My funeral song at that point in my life, at the dawning of my death consciousness, was Open Door by Genesis. When I started reflecting on this whole requiem idea last week, I could not for the life of me remember the tune to Open Door, or the lyrics, for that matter, but I remembered the name right away, and the fact that I thought, for many years, that it was the perfect song for my memorial service.
I listened to it a few times today, for the first time in decades. It's a pretty song, but sad. Too sad for a kid's memorial service I think now, but I dug the drama of it all those years ago.
I loved the buildup to this stanza:
Stand in the sun
Shut your eyes and feel the world
It's changing every day
I'm not exactly sure what about She's Only Happy in the Sun makes me feel it's a proper funeral dirge. I guess simply that it's true. Well, I'm not only happy in the sun, but it sure does make it a whole lot easier for me to be happy when the sun is shining, and getting my fair share of the sun's golden goodness is somewhat of a priority for me.
So maybe it's these words:
But if the sun sets you free, sets you free
You'll be free indeed, Indeed.
that I like so much, because you know, once I'm gone, I'm hoping that there's going to be a lot of light, and well, a lot of freedom too.
I'm curious to see if anyone else who reads this has these songs in their heads -- songs they've picked out that they'd like to be sent off with. Because you know, you never know which day is your last. There are no 'life' guarantees. In fact, I got an email today from my daughter's preschool informing me, along with all the other preschool parents, that two kids in the school, a brother and sister, lost their dad on Friday afternoon. They lost their healthy, middle-age dad in a complete freak accident. They likely kissed him goodbye that very morning, waved at him and shouted out an "I love you Daddy!" as they loaded into the car, never imagining it'd be the last time they'd ever see him.
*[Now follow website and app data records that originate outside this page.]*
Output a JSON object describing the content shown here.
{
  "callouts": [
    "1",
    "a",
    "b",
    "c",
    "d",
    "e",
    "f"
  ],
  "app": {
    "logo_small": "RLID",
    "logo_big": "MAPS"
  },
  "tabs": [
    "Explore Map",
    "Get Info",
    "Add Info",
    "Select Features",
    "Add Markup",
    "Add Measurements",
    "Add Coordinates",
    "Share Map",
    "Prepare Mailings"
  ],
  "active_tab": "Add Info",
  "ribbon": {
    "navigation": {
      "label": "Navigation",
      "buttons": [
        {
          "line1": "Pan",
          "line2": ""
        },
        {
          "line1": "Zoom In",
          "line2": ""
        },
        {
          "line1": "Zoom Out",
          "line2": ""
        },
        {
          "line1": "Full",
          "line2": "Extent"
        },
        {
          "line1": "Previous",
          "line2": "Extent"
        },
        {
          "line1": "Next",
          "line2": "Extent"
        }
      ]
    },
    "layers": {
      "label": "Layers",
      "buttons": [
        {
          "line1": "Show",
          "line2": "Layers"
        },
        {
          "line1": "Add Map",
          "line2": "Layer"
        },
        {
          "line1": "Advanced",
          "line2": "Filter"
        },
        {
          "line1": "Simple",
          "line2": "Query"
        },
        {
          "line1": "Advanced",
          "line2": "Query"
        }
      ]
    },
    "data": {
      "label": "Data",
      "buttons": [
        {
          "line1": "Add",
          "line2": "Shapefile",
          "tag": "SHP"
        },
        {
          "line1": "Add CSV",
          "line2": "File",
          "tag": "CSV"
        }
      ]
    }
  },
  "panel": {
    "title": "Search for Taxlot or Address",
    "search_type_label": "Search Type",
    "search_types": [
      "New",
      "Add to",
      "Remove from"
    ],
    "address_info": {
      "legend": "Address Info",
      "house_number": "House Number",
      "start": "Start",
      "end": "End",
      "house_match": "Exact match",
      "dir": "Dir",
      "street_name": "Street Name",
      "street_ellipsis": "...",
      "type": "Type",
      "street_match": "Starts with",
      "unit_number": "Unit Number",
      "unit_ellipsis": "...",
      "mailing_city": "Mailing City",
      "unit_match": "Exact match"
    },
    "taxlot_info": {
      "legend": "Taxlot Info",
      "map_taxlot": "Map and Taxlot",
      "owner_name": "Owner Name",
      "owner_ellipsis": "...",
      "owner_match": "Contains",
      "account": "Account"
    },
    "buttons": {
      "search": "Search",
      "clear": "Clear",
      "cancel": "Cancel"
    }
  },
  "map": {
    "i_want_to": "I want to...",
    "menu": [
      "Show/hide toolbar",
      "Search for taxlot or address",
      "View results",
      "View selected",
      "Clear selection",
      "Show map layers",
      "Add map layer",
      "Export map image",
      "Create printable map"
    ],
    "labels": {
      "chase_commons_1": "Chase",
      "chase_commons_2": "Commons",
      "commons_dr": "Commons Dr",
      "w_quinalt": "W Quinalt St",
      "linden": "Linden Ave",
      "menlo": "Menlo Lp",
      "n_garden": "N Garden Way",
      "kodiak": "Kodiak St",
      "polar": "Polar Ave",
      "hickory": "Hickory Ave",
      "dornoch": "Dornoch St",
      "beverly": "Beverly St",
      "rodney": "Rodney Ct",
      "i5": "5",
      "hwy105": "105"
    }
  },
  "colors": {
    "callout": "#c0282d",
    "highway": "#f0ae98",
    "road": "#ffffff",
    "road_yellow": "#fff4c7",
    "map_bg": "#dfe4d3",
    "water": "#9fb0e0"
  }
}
So maybe, maybe a death march is not all that morbid, maybe it's just good planning.